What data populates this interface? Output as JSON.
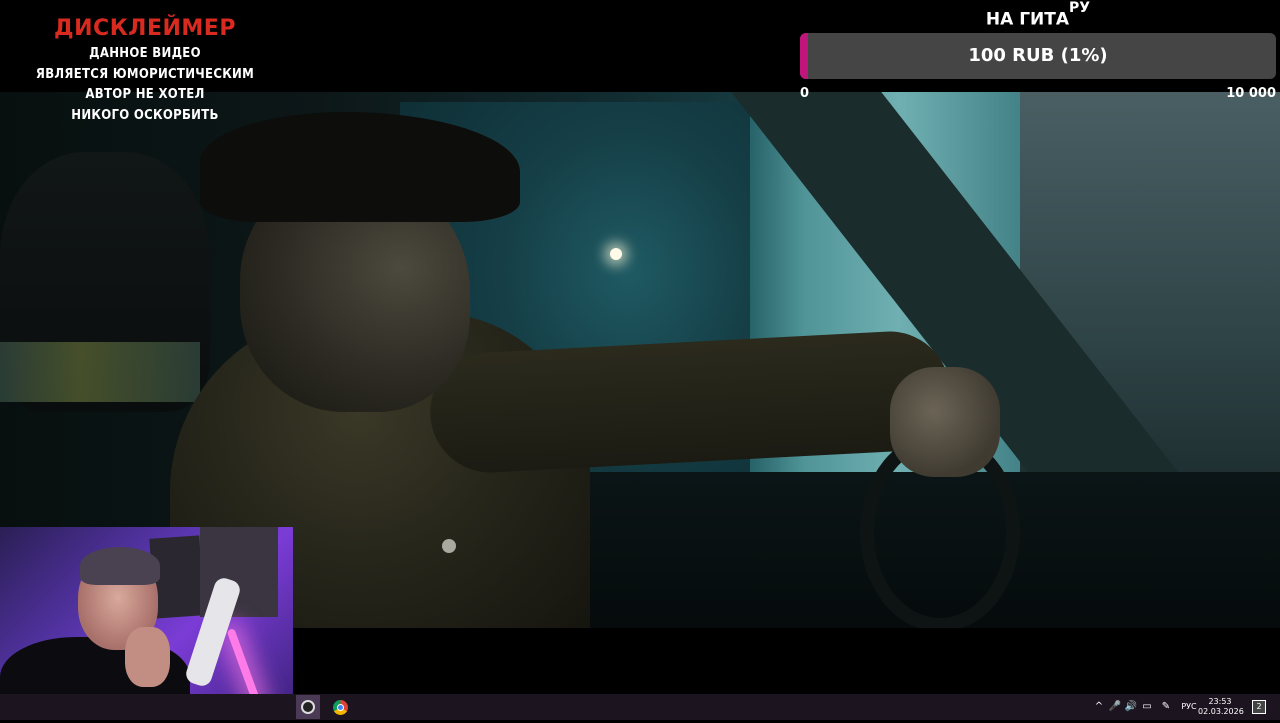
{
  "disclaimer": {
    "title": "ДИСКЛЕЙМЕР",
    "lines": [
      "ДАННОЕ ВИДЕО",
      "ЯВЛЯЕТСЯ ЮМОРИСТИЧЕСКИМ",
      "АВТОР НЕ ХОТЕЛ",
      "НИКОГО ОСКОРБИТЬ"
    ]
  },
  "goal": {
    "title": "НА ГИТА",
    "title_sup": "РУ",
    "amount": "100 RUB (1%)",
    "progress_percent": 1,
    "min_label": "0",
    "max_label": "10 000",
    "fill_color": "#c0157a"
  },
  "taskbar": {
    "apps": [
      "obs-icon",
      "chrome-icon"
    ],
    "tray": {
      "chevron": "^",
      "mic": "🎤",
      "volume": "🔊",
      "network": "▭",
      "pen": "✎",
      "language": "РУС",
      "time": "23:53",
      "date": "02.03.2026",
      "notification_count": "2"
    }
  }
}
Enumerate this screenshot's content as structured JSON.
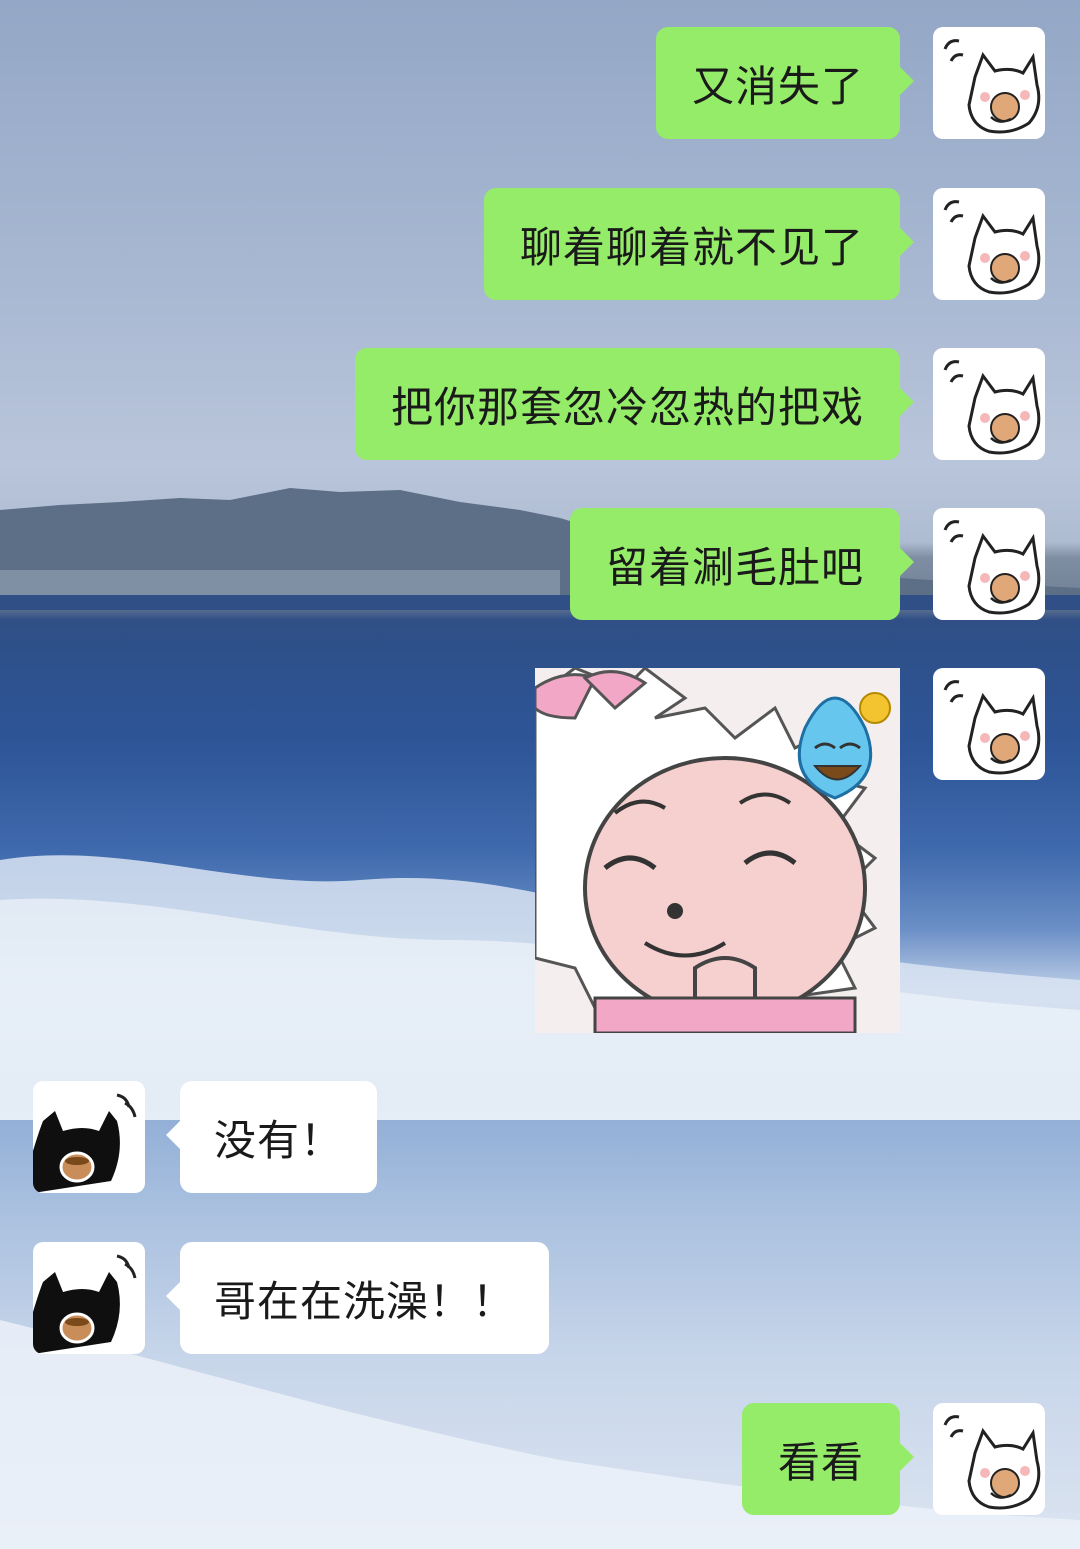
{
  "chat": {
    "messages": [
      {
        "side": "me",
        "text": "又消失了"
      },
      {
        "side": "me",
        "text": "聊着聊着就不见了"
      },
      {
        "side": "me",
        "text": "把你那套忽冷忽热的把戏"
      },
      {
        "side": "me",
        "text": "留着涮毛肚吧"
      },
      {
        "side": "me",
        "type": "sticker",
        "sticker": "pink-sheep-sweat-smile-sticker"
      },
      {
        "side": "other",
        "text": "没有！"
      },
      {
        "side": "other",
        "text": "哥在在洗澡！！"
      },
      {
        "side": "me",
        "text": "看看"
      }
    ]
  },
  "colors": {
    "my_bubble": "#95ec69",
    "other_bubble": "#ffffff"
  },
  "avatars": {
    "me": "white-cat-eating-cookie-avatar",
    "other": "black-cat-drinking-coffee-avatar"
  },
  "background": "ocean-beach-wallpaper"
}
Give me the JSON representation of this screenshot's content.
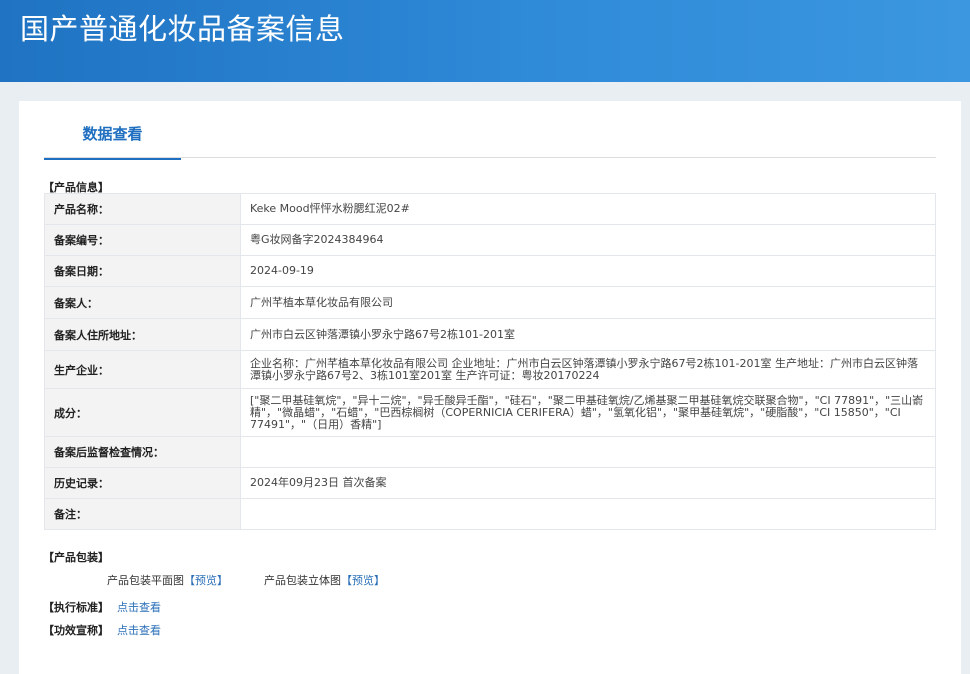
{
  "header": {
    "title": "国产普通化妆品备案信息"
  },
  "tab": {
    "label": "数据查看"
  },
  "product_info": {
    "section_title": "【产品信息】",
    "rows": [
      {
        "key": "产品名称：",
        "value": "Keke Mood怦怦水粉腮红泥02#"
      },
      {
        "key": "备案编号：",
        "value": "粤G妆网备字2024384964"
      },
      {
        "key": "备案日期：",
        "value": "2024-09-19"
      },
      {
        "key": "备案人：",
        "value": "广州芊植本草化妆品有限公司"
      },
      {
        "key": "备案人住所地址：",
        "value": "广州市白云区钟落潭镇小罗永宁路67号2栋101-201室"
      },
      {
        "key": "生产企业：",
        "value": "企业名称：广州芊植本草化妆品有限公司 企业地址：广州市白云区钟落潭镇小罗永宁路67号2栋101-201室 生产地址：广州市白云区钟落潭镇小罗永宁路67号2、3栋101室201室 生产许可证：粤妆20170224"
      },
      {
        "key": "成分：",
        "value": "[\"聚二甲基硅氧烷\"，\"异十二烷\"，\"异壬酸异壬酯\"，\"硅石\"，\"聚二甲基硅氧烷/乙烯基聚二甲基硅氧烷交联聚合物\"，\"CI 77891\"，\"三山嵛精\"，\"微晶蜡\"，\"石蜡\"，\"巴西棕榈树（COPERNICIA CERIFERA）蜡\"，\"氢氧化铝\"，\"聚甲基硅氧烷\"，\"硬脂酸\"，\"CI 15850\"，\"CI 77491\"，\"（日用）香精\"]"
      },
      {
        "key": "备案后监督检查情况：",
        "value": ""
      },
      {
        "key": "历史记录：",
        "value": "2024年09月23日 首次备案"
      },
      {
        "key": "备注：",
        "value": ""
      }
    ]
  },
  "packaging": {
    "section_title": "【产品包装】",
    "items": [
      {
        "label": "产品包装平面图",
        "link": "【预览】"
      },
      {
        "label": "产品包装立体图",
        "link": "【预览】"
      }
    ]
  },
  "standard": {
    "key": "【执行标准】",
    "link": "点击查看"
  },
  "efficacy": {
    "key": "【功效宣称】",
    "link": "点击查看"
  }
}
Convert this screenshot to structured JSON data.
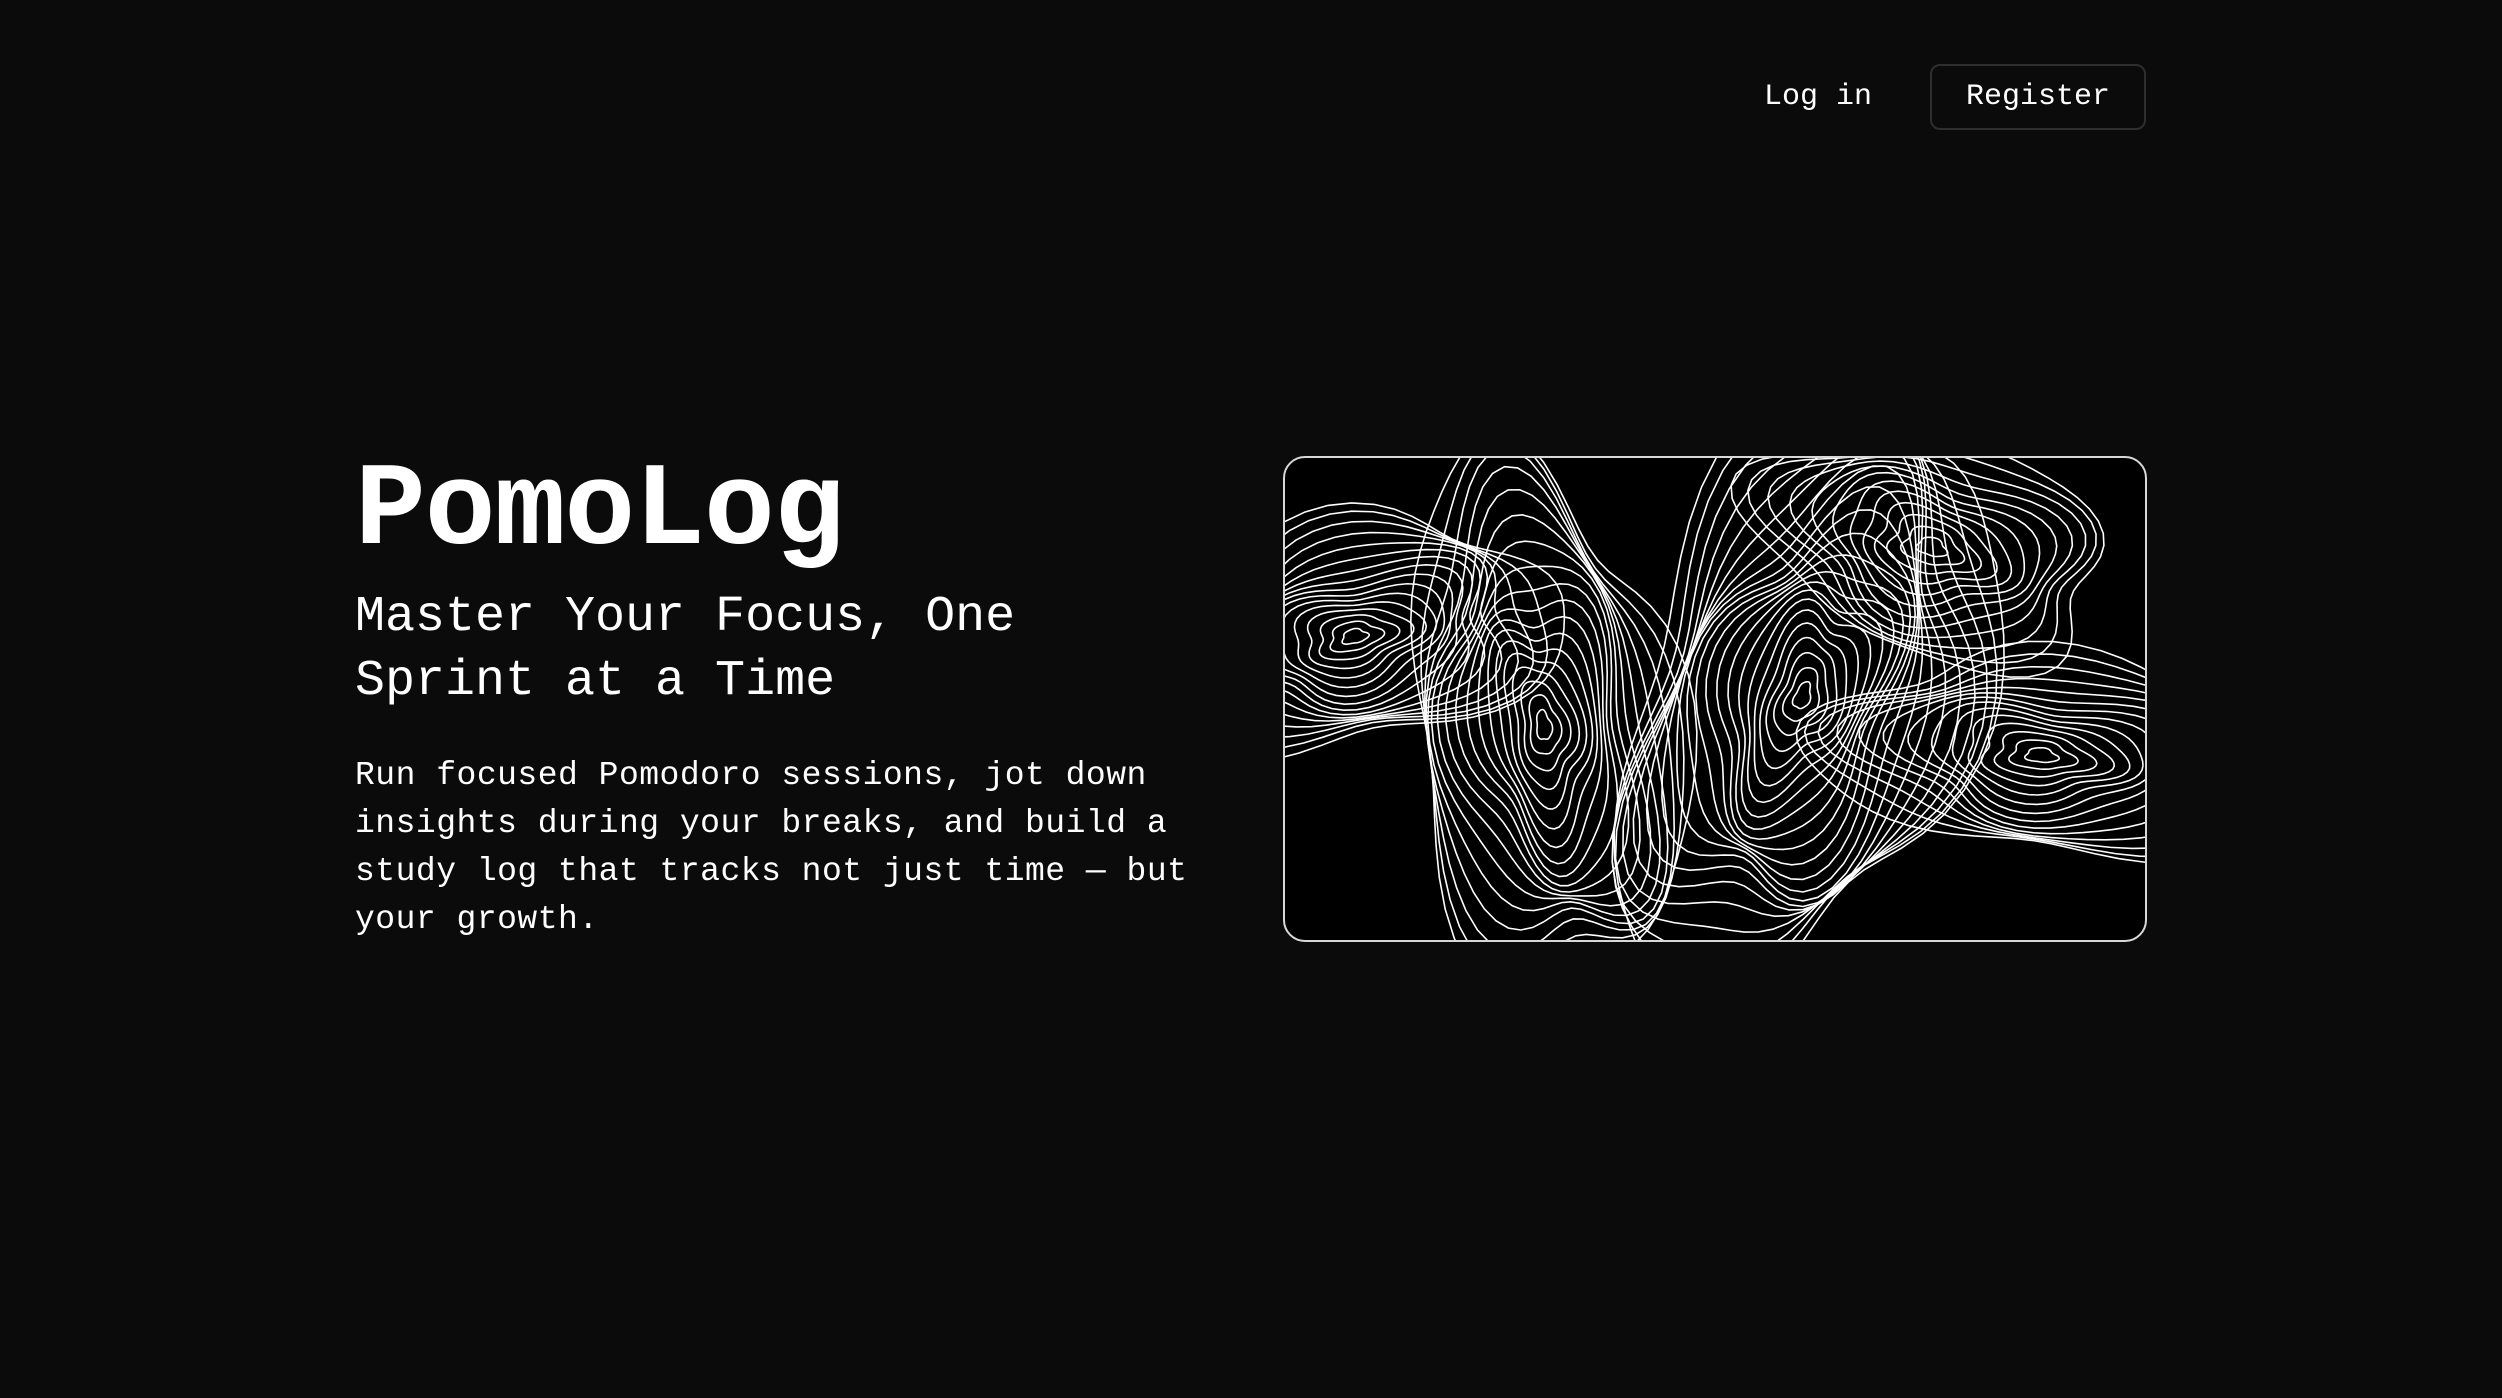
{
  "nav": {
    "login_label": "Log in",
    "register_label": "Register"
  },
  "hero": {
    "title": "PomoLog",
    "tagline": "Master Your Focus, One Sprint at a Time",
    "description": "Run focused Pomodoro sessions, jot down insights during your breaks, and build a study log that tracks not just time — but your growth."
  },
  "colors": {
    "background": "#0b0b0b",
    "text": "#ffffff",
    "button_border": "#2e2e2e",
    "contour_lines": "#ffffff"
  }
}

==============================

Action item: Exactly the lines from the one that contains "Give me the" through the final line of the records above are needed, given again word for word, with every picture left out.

Task result:
Give me the JSON representation of this screenshot's content.
{
  "header": {
    "title": "国产普通化妆品备案信息"
  },
  "tab": {
    "label": "数据查看"
  },
  "product_info": {
    "section_title": "【产品信息】",
    "rows": [
      {
        "key": "产品名称：",
        "value": "Keke Mood怦怦水粉腮红泥02#"
      },
      {
        "key": "备案编号：",
        "value": "粤G妆网备字2024384964"
      },
      {
        "key": "备案日期：",
        "value": "2024-09-19"
      },
      {
        "key": "备案人：",
        "value": "广州芊植本草化妆品有限公司"
      },
      {
        "key": "备案人住所地址：",
        "value": "广州市白云区钟落潭镇小罗永宁路67号2栋101-201室"
      },
      {
        "key": "生产企业：",
        "value": "企业名称：广州芊植本草化妆品有限公司 企业地址：广州市白云区钟落潭镇小罗永宁路67号2栋101-201室 生产地址：广州市白云区钟落潭镇小罗永宁路67号2、3栋101室201室 生产许可证：粤妆20170224"
      },
      {
        "key": "成分：",
        "value": "[\"聚二甲基硅氧烷\"，\"异十二烷\"，\"异壬酸异壬酯\"，\"硅石\"，\"聚二甲基硅氧烷/乙烯基聚二甲基硅氧烷交联聚合物\"，\"CI 77891\"，\"三山嵛精\"，\"微晶蜡\"，\"石蜡\"，\"巴西棕榈树（COPERNICIA CERIFERA）蜡\"，\"氢氧化铝\"，\"聚甲基硅氧烷\"，\"硬脂酸\"，\"CI 15850\"，\"CI 77491\"，\"（日用）香精\"]"
      },
      {
        "key": "备案后监督检查情况：",
        "value": ""
      },
      {
        "key": "历史记录：",
        "value": "2024年09月23日 首次备案"
      },
      {
        "key": "备注：",
        "value": ""
      }
    ]
  },
  "packaging": {
    "section_title": "【产品包装】",
    "items": [
      {
        "label": "产品包装平面图",
        "link": "【预览】"
      },
      {
        "label": "产品包装立体图",
        "link": "【预览】"
      }
    ]
  },
  "standard": {
    "key": "【执行标准】",
    "link": "点击查看"
  },
  "efficacy": {
    "key": "【功效宣称】",
    "link": "点击查看"
  }
}
Convert this screenshot to structured JSON data.
{
  "nav": {
    "login_label": "Log in",
    "register_label": "Register"
  },
  "hero": {
    "title": "PomoLog",
    "tagline": "Master Your Focus, One Sprint at a Time",
    "description": "Run focused Pomodoro sessions, jot down insights during your breaks, and build a study log that tracks not just time — but your growth."
  },
  "colors": {
    "background": "#0b0b0b",
    "text": "#ffffff",
    "button_border": "#2e2e2e",
    "contour_lines": "#ffffff"
  }
}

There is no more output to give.